Daft Punk offers broad, collaborative album


Alex Burnham, Reporter

Daft Punk redefined their music after working for five years on a single album. “Random Access Memories” dropped May 21 in the United States (though iTunes streamed the album for free), and with more than an hour of music, the lengthy compilation is both eclectic and broad in scope while still retaining disco undertones that pay tribute to the music of 1970s Los Angeles.

“Random Access Memories” incorporates numerous collaborations. Some work, and others don’t. Many people have heard “Get Lucky (featuring Pharrell Williams)” and most would agree that it contends for “the” summer song of 2013 or even best song of the year. The swinging house beat has a fantastic, hip-shaking rhythm, one that listeners recognize instantly. If not, then they identify the lyrics when Pharrell sings, “She’s up all night till the sun/I’m up all night to get some.”

But other songs, like “Giorgio by Moroder” fall flat. The Italian record producer slips his nine-minute track into the third slot of the album. Then he talks throughout most of the song, chronicling his experience in the music industry.
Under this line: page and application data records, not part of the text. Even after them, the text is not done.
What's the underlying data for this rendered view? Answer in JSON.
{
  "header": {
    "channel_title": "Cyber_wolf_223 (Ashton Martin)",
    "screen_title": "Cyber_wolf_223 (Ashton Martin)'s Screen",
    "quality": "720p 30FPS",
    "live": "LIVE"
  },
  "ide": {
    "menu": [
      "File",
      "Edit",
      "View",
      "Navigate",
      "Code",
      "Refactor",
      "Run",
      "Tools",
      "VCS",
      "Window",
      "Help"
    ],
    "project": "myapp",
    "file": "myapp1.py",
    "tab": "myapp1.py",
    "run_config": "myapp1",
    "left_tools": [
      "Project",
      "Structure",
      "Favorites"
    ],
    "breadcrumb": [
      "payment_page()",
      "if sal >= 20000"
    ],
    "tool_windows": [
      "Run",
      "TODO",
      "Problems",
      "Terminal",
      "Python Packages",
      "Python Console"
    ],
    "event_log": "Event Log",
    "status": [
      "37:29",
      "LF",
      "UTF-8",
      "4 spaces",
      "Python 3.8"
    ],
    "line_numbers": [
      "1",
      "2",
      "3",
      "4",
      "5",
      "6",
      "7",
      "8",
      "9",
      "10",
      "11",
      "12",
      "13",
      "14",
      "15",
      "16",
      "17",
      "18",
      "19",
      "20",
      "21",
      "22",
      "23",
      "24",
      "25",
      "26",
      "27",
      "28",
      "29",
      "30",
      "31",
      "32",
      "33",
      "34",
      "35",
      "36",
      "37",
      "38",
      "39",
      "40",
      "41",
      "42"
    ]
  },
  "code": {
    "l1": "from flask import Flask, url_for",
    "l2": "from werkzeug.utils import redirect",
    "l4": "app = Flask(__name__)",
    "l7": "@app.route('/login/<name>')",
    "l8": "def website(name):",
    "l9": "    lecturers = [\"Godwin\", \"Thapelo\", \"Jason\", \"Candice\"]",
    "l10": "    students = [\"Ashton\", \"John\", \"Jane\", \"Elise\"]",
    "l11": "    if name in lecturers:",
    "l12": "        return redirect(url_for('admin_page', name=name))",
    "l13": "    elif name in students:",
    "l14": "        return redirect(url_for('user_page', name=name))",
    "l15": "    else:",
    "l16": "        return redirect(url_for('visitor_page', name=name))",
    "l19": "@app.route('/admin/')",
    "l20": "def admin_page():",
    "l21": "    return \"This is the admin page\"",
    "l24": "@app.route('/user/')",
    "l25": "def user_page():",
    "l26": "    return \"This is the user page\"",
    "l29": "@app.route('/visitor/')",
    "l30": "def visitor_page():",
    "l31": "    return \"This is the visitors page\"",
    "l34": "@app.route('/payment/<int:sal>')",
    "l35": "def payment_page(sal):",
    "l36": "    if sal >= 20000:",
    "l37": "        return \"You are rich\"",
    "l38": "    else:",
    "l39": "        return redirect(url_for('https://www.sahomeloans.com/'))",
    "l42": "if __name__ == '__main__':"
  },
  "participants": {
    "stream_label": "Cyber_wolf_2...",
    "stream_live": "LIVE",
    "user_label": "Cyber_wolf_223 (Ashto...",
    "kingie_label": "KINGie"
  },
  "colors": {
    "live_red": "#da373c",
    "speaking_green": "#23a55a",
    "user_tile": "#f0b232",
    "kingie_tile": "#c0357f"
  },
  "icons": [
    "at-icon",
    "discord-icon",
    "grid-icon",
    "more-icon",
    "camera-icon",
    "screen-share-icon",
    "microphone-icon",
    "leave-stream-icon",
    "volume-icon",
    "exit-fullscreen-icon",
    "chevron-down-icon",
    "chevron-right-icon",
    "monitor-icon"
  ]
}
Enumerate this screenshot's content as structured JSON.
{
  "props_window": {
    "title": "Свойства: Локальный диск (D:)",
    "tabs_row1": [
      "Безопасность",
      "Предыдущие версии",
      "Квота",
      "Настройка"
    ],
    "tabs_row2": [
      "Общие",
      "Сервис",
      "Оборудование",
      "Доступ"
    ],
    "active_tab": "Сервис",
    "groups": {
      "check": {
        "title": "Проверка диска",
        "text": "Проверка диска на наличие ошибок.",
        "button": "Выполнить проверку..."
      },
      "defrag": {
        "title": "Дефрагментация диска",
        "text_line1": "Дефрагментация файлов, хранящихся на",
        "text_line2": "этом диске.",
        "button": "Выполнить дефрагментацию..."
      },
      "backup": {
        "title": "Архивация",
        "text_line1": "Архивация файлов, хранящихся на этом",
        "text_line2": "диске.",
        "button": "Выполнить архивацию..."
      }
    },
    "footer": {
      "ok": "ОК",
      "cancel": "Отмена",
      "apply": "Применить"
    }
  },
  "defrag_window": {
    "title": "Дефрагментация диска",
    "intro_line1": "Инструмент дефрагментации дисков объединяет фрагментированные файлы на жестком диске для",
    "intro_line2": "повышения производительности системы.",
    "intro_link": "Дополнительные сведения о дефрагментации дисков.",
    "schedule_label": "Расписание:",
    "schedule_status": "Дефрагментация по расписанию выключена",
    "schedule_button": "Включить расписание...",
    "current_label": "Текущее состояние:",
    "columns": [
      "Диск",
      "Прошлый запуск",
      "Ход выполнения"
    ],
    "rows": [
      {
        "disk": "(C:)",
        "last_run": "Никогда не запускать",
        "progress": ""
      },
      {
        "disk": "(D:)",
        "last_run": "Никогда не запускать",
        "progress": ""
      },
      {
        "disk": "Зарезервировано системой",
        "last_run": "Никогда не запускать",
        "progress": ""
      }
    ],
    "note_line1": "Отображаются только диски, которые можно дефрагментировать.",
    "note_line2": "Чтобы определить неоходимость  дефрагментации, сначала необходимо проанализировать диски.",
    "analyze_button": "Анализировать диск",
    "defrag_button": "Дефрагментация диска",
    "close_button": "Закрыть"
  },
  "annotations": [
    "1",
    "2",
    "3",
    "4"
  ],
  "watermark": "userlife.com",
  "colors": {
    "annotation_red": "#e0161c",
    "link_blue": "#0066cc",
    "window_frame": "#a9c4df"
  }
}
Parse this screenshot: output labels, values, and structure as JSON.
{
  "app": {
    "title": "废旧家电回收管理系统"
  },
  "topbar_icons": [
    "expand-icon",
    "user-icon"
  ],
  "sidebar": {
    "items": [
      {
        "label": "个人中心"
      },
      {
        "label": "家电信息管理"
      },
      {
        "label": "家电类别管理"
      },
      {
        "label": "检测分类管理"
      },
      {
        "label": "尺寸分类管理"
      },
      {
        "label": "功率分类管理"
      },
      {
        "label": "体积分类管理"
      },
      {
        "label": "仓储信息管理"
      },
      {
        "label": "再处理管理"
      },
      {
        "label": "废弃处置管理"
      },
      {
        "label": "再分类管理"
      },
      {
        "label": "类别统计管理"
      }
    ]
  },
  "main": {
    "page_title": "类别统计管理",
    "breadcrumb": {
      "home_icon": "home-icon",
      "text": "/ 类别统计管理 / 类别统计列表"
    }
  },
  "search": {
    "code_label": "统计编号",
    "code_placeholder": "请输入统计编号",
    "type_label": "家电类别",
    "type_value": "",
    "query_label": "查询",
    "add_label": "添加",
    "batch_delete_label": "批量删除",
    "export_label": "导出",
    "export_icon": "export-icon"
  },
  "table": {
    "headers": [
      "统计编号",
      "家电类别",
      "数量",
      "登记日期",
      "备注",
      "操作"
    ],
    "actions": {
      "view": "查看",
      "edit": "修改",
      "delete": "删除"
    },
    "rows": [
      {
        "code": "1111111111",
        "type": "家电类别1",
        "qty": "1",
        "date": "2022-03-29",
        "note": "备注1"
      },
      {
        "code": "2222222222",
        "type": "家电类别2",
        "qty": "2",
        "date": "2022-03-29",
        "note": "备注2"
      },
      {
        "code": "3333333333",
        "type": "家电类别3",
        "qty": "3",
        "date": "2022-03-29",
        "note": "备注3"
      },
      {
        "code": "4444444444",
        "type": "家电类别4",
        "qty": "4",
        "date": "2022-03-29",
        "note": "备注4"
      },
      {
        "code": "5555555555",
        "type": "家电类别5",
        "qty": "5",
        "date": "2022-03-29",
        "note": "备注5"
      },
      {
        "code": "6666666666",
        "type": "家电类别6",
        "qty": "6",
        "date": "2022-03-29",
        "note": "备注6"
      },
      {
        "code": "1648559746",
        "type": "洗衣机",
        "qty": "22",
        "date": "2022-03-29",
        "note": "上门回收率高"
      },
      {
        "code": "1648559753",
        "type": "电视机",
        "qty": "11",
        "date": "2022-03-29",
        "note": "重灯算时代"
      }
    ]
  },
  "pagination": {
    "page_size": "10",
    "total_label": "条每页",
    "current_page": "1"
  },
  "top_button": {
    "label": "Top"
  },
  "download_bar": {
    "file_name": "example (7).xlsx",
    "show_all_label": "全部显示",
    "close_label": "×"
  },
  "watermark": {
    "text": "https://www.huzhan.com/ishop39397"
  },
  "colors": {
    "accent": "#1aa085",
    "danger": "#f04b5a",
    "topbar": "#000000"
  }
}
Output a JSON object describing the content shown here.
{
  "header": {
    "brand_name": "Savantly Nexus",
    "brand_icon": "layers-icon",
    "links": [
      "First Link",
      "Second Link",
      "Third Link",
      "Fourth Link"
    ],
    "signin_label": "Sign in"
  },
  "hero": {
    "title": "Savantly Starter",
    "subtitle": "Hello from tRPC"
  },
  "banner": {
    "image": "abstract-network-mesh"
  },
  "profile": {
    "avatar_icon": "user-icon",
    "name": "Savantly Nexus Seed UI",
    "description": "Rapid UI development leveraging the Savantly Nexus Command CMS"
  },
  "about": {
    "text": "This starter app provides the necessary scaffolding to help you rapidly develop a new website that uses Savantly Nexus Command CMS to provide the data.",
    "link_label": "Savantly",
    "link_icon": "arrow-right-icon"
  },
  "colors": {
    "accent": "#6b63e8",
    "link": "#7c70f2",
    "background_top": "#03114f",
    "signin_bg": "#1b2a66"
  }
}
Sonically, the music on “Giorgio” would not detract from the album if Daft Punk were to excise the monologue.

Another disappointment comes with “Instant Crush (featuring Julian Casablancas).” The lead singer for The Strokes, Casablancas vocalizes amid a flurry of oscillating synthesizers. However, Daft Punk auto-tunes Casablancas, removing his coarse voice and distorting the singer’s style — a disappointment for Strokes fans.

Collaboration works well on “Doin’ It Right (featuring Panda Bear)” — possibly the best song on the album. Daft Punk uses pitch-changing, synthesized vocals. “Doing it right/everybody will be dancing and we’re feeling it right,” the duo harmonizes in a sound similar to “Harder Better Faster Stronger.” Panda Bear of Animal Collective offers an echoing choral voice over the snap of live snare drums.

In fact, Daft Punk uses live sounds on every song except the finale, “Contact,” an evocative piece of yesteryear. Daft Punk wipes the cobwebs from their 1980s synthesizers, introducing the song with both nostalgic music and a transmission from the moon to Earth. Resounding organs send notes that march across the musical scale. A drum kit pounds in the background. All of the sounds reach an apical peak on the sonic roller coaster ride. And then Daft Punk channels the sounds through a funnel that distorts the crackling disintegration. “Contact” as a finale completes “Random Access Memories” in a fitting way.

Somewhere in the middle of the sprawling album, numerous unrecognized tracks exist, easily forgotten after listening to the enduring music. This is not because these songs lack the magic found elsewhere on “Random Access Memories,” but rather because the album is so cohesive the sound flows continuously.

Daft Punk went back to the basics, regressing to a period before the 1990s. “Random Access Memories” uses a form of disco that precedes house, something rare in the millennial age. Singles like “Get Lucky” evidence this slow-paced music, a type that is danceable but not necessarily crushing. After working for so long, it’s unsurprising that Daft Punk would produce an unprecedented piece of electronic work. Hopefully it won’t take another five years to complete their next project.